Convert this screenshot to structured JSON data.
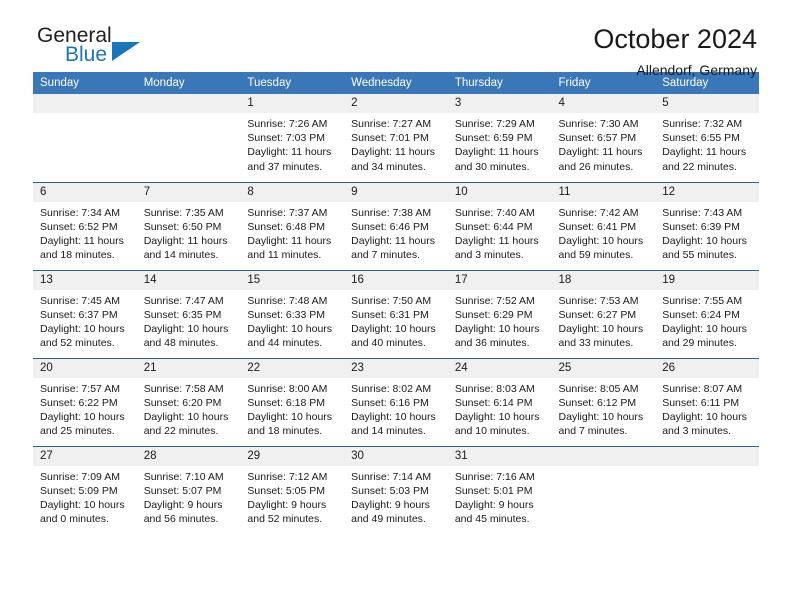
{
  "brand": {
    "name_part1": "General",
    "name_part2": "Blue",
    "accent_color": "#1b75bb",
    "triangle_icon": "triangle-icon"
  },
  "header": {
    "title": "October 2024",
    "subtitle": "Allendorf, Germany"
  },
  "calendar": {
    "header_background": "#3a77b8",
    "weekday_headers": [
      "Sunday",
      "Monday",
      "Tuesday",
      "Wednesday",
      "Thursday",
      "Friday",
      "Saturday"
    ],
    "weeks": [
      [
        {
          "day": "",
          "sunrise": "",
          "sunset": "",
          "daylight": "",
          "empty": true
        },
        {
          "day": "",
          "sunrise": "",
          "sunset": "",
          "daylight": "",
          "empty": true
        },
        {
          "day": "1",
          "sunrise": "Sunrise: 7:26 AM",
          "sunset": "Sunset: 7:03 PM",
          "daylight": "Daylight: 11 hours and 37 minutes."
        },
        {
          "day": "2",
          "sunrise": "Sunrise: 7:27 AM",
          "sunset": "Sunset: 7:01 PM",
          "daylight": "Daylight: 11 hours and 34 minutes."
        },
        {
          "day": "3",
          "sunrise": "Sunrise: 7:29 AM",
          "sunset": "Sunset: 6:59 PM",
          "daylight": "Daylight: 11 hours and 30 minutes."
        },
        {
          "day": "4",
          "sunrise": "Sunrise: 7:30 AM",
          "sunset": "Sunset: 6:57 PM",
          "daylight": "Daylight: 11 hours and 26 minutes."
        },
        {
          "day": "5",
          "sunrise": "Sunrise: 7:32 AM",
          "sunset": "Sunset: 6:55 PM",
          "daylight": "Daylight: 11 hours and 22 minutes."
        }
      ],
      [
        {
          "day": "6",
          "sunrise": "Sunrise: 7:34 AM",
          "sunset": "Sunset: 6:52 PM",
          "daylight": "Daylight: 11 hours and 18 minutes."
        },
        {
          "day": "7",
          "sunrise": "Sunrise: 7:35 AM",
          "sunset": "Sunset: 6:50 PM",
          "daylight": "Daylight: 11 hours and 14 minutes."
        },
        {
          "day": "8",
          "sunrise": "Sunrise: 7:37 AM",
          "sunset": "Sunset: 6:48 PM",
          "daylight": "Daylight: 11 hours and 11 minutes."
        },
        {
          "day": "9",
          "sunrise": "Sunrise: 7:38 AM",
          "sunset": "Sunset: 6:46 PM",
          "daylight": "Daylight: 11 hours and 7 minutes."
        },
        {
          "day": "10",
          "sunrise": "Sunrise: 7:40 AM",
          "sunset": "Sunset: 6:44 PM",
          "daylight": "Daylight: 11 hours and 3 minutes."
        },
        {
          "day": "11",
          "sunrise": "Sunrise: 7:42 AM",
          "sunset": "Sunset: 6:41 PM",
          "daylight": "Daylight: 10 hours and 59 minutes."
        },
        {
          "day": "12",
          "sunrise": "Sunrise: 7:43 AM",
          "sunset": "Sunset: 6:39 PM",
          "daylight": "Daylight: 10 hours and 55 minutes."
        }
      ],
      [
        {
          "day": "13",
          "sunrise": "Sunrise: 7:45 AM",
          "sunset": "Sunset: 6:37 PM",
          "daylight": "Daylight: 10 hours and 52 minutes."
        },
        {
          "day": "14",
          "sunrise": "Sunrise: 7:47 AM",
          "sunset": "Sunset: 6:35 PM",
          "daylight": "Daylight: 10 hours and 48 minutes."
        },
        {
          "day": "15",
          "sunrise": "Sunrise: 7:48 AM",
          "sunset": "Sunset: 6:33 PM",
          "daylight": "Daylight: 10 hours and 44 minutes."
        },
        {
          "day": "16",
          "sunrise": "Sunrise: 7:50 AM",
          "sunset": "Sunset: 6:31 PM",
          "daylight": "Daylight: 10 hours and 40 minutes."
        },
        {
          "day": "17",
          "sunrise": "Sunrise: 7:52 AM",
          "sunset": "Sunset: 6:29 PM",
          "daylight": "Daylight: 10 hours and 36 minutes."
        },
        {
          "day": "18",
          "sunrise": "Sunrise: 7:53 AM",
          "sunset": "Sunset: 6:27 PM",
          "daylight": "Daylight: 10 hours and 33 minutes."
        },
        {
          "day": "19",
          "sunrise": "Sunrise: 7:55 AM",
          "sunset": "Sunset: 6:24 PM",
          "daylight": "Daylight: 10 hours and 29 minutes."
        }
      ],
      [
        {
          "day": "20",
          "sunrise": "Sunrise: 7:57 AM",
          "sunset": "Sunset: 6:22 PM",
          "daylight": "Daylight: 10 hours and 25 minutes."
        },
        {
          "day": "21",
          "sunrise": "Sunrise: 7:58 AM",
          "sunset": "Sunset: 6:20 PM",
          "daylight": "Daylight: 10 hours and 22 minutes."
        },
        {
          "day": "22",
          "sunrise": "Sunrise: 8:00 AM",
          "sunset": "Sunset: 6:18 PM",
          "daylight": "Daylight: 10 hours and 18 minutes."
        },
        {
          "day": "23",
          "sunrise": "Sunrise: 8:02 AM",
          "sunset": "Sunset: 6:16 PM",
          "daylight": "Daylight: 10 hours and 14 minutes."
        },
        {
          "day": "24",
          "sunrise": "Sunrise: 8:03 AM",
          "sunset": "Sunset: 6:14 PM",
          "daylight": "Daylight: 10 hours and 10 minutes."
        },
        {
          "day": "25",
          "sunrise": "Sunrise: 8:05 AM",
          "sunset": "Sunset: 6:12 PM",
          "daylight": "Daylight: 10 hours and 7 minutes."
        },
        {
          "day": "26",
          "sunrise": "Sunrise: 8:07 AM",
          "sunset": "Sunset: 6:11 PM",
          "daylight": "Daylight: 10 hours and 3 minutes."
        }
      ],
      [
        {
          "day": "27",
          "sunrise": "Sunrise: 7:09 AM",
          "sunset": "Sunset: 5:09 PM",
          "daylight": "Daylight: 10 hours and 0 minutes."
        },
        {
          "day": "28",
          "sunrise": "Sunrise: 7:10 AM",
          "sunset": "Sunset: 5:07 PM",
          "daylight": "Daylight: 9 hours and 56 minutes."
        },
        {
          "day": "29",
          "sunrise": "Sunrise: 7:12 AM",
          "sunset": "Sunset: 5:05 PM",
          "daylight": "Daylight: 9 hours and 52 minutes."
        },
        {
          "day": "30",
          "sunrise": "Sunrise: 7:14 AM",
          "sunset": "Sunset: 5:03 PM",
          "daylight": "Daylight: 9 hours and 49 minutes."
        },
        {
          "day": "31",
          "sunrise": "Sunrise: 7:16 AM",
          "sunset": "Sunset: 5:01 PM",
          "daylight": "Daylight: 9 hours and 45 minutes."
        },
        {
          "day": "",
          "sunrise": "",
          "sunset": "",
          "daylight": "",
          "empty": true
        },
        {
          "day": "",
          "sunrise": "",
          "sunset": "",
          "daylight": "",
          "empty": true
        }
      ]
    ]
  }
}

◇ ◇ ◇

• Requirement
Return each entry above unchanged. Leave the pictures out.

• Problem solution
Convert this screenshot to structured JSON data.
{
  "brand": {
    "name_part1": "General",
    "name_part2": "Blue",
    "accent_color": "#1b75bb",
    "triangle_icon": "triangle-icon"
  },
  "header": {
    "title": "October 2024",
    "subtitle": "Allendorf, Germany"
  },
  "calendar": {
    "header_background": "#3a77b8",
    "weekday_headers": [
      "Sunday",
      "Monday",
      "Tuesday",
      "Wednesday",
      "Thursday",
      "Friday",
      "Saturday"
    ],
    "weeks": [
      [
        {
          "day": "",
          "sunrise": "",
          "sunset": "",
          "daylight": "",
          "empty": true
        },
        {
          "day": "",
          "sunrise": "",
          "sunset": "",
          "daylight": "",
          "empty": true
        },
        {
          "day": "1",
          "sunrise": "Sunrise: 7:26 AM",
          "sunset": "Sunset: 7:03 PM",
          "daylight": "Daylight: 11 hours and 37 minutes."
        },
        {
          "day": "2",
          "sunrise": "Sunrise: 7:27 AM",
          "sunset": "Sunset: 7:01 PM",
          "daylight": "Daylight: 11 hours and 34 minutes."
        },
        {
          "day": "3",
          "sunrise": "Sunrise: 7:29 AM",
          "sunset": "Sunset: 6:59 PM",
          "daylight": "Daylight: 11 hours and 30 minutes."
        },
        {
          "day": "4",
          "sunrise": "Sunrise: 7:30 AM",
          "sunset": "Sunset: 6:57 PM",
          "daylight": "Daylight: 11 hours and 26 minutes."
        },
        {
          "day": "5",
          "sunrise": "Sunrise: 7:32 AM",
          "sunset": "Sunset: 6:55 PM",
          "daylight": "Daylight: 11 hours and 22 minutes."
        }
      ],
      [
        {
          "day": "6",
          "sunrise": "Sunrise: 7:34 AM",
          "sunset": "Sunset: 6:52 PM",
          "daylight": "Daylight: 11 hours and 18 minutes."
        },
        {
          "day": "7",
          "sunrise": "Sunrise: 7:35 AM",
          "sunset": "Sunset: 6:50 PM",
          "daylight": "Daylight: 11 hours and 14 minutes."
        },
        {
          "day": "8",
          "sunrise": "Sunrise: 7:37 AM",
          "sunset": "Sunset: 6:48 PM",
          "daylight": "Daylight: 11 hours and 11 minutes."
        },
        {
          "day": "9",
          "sunrise": "Sunrise: 7:38 AM",
          "sunset": "Sunset: 6:46 PM",
          "daylight": "Daylight: 11 hours and 7 minutes."
        },
        {
          "day": "10",
          "sunrise": "Sunrise: 7:40 AM",
          "sunset": "Sunset: 6:44 PM",
          "daylight": "Daylight: 11 hours and 3 minutes."
        },
        {
          "day": "11",
          "sunrise": "Sunrise: 7:42 AM",
          "sunset": "Sunset: 6:41 PM",
          "daylight": "Daylight: 10 hours and 59 minutes."
        },
        {
          "day": "12",
          "sunrise": "Sunrise: 7:43 AM",
          "sunset": "Sunset: 6:39 PM",
          "daylight": "Daylight: 10 hours and 55 minutes."
        }
      ],
      [
        {
          "day": "13",
          "sunrise": "Sunrise: 7:45 AM",
          "sunset": "Sunset: 6:37 PM",
          "daylight": "Daylight: 10 hours and 52 minutes."
        },
        {
          "day": "14",
          "sunrise": "Sunrise: 7:47 AM",
          "sunset": "Sunset: 6:35 PM",
          "daylight": "Daylight: 10 hours and 48 minutes."
        },
        {
          "day": "15",
          "sunrise": "Sunrise: 7:48 AM",
          "sunset": "Sunset: 6:33 PM",
          "daylight": "Daylight: 10 hours and 44 minutes."
        },
        {
          "day": "16",
          "sunrise": "Sunrise: 7:50 AM",
          "sunset": "Sunset: 6:31 PM",
          "daylight": "Daylight: 10 hours and 40 minutes."
        },
        {
          "day": "17",
          "sunrise": "Sunrise: 7:52 AM",
          "sunset": "Sunset: 6:29 PM",
          "daylight": "Daylight: 10 hours and 36 minutes."
        },
        {
          "day": "18",
          "sunrise": "Sunrise: 7:53 AM",
          "sunset": "Sunset: 6:27 PM",
          "daylight": "Daylight: 10 hours and 33 minutes."
        },
        {
          "day": "19",
          "sunrise": "Sunrise: 7:55 AM",
          "sunset": "Sunset: 6:24 PM",
          "daylight": "Daylight: 10 hours and 29 minutes."
        }
      ],
      [
        {
          "day": "20",
          "sunrise": "Sunrise: 7:57 AM",
          "sunset": "Sunset: 6:22 PM",
          "daylight": "Daylight: 10 hours and 25 minutes."
        },
        {
          "day": "21",
          "sunrise": "Sunrise: 7:58 AM",
          "sunset": "Sunset: 6:20 PM",
          "daylight": "Daylight: 10 hours and 22 minutes."
        },
        {
          "day": "22",
          "sunrise": "Sunrise: 8:00 AM",
          "sunset": "Sunset: 6:18 PM",
          "daylight": "Daylight: 10 hours and 18 minutes."
        },
        {
          "day": "23",
          "sunrise": "Sunrise: 8:02 AM",
          "sunset": "Sunset: 6:16 PM",
          "daylight": "Daylight: 10 hours and 14 minutes."
        },
        {
          "day": "24",
          "sunrise": "Sunrise: 8:03 AM",
          "sunset": "Sunset: 6:14 PM",
          "daylight": "Daylight: 10 hours and 10 minutes."
        },
        {
          "day": "25",
          "sunrise": "Sunrise: 8:05 AM",
          "sunset": "Sunset: 6:12 PM",
          "daylight": "Daylight: 10 hours and 7 minutes."
        },
        {
          "day": "26",
          "sunrise": "Sunrise: 8:07 AM",
          "sunset": "Sunset: 6:11 PM",
          "daylight": "Daylight: 10 hours and 3 minutes."
        }
      ],
      [
        {
          "day": "27",
          "sunrise": "Sunrise: 7:09 AM",
          "sunset": "Sunset: 5:09 PM",
          "daylight": "Daylight: 10 hours and 0 minutes."
        },
        {
          "day": "28",
          "sunrise": "Sunrise: 7:10 AM",
          "sunset": "Sunset: 5:07 PM",
          "daylight": "Daylight: 9 hours and 56 minutes."
        },
        {
          "day": "29",
          "sunrise": "Sunrise: 7:12 AM",
          "sunset": "Sunset: 5:05 PM",
          "daylight": "Daylight: 9 hours and 52 minutes."
        },
        {
          "day": "30",
          "sunrise": "Sunrise: 7:14 AM",
          "sunset": "Sunset: 5:03 PM",
          "daylight": "Daylight: 9 hours and 49 minutes."
        },
        {
          "day": "31",
          "sunrise": "Sunrise: 7:16 AM",
          "sunset": "Sunset: 5:01 PM",
          "daylight": "Daylight: 9 hours and 45 minutes."
        },
        {
          "day": "",
          "sunrise": "",
          "sunset": "",
          "daylight": "",
          "empty": true
        },
        {
          "day": "",
          "sunrise": "",
          "sunset": "",
          "daylight": "",
          "empty": true
        }
      ]
    ]
  }
}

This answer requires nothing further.